> **YOUR OBJECTIVE**
Within the data that follows, how many lines carry the string "bash"? Give the number alone.

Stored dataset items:
§
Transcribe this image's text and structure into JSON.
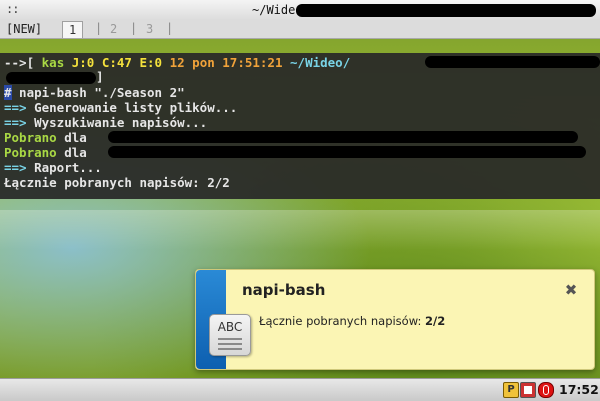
{
  "window": {
    "title": "~/Wideo/"
  },
  "tabs": [
    {
      "label": "[NEW]"
    },
    {
      "label": "1"
    },
    {
      "label": "2"
    },
    {
      "label": "3"
    }
  ],
  "terminal": {
    "prompt_prefix": "-->[",
    "prompt_user": "kas",
    "prompt_stats": "J:0 C:47 E:0",
    "prompt_date": "12 pon 17:51:21",
    "prompt_path": "~/Wideo/",
    "prompt_close": "]",
    "cmd_hash": "#",
    "command": " napi-bash \"./Season 2\"",
    "line_generate_arrow": "==>",
    "line_generate_text": " Generowanie listy plików...",
    "line_search_arrow": "==>",
    "line_search_text": " Wyszukiwanie napisów...",
    "pobrano_label": "Pobrano",
    "pobrano_dla": " dla",
    "line_report_arrow": "==>",
    "line_report_text": " Raport...",
    "summary": "Łącznie pobranych napisów: 2/2"
  },
  "notification": {
    "title": "napi-bash",
    "body_text": "Łącznie pobranych napisów: ",
    "body_value": "2/2",
    "icon_text": "ABC",
    "close_glyph": "✖"
  },
  "taskbar": {
    "tray_p_label": "P",
    "clock": "17:52"
  },
  "colors": {
    "terminal_bg": "#282828",
    "prompt_green": "#a9d844",
    "prompt_yellow": "#f4e13c",
    "prompt_orange": "#f0a23a",
    "prompt_cyan": "#79d3e6",
    "notify_bg": "#fbf5b4",
    "notify_accent": "#0d5fb0"
  }
}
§
> **RESPONSE TO THE EXERCISE**
2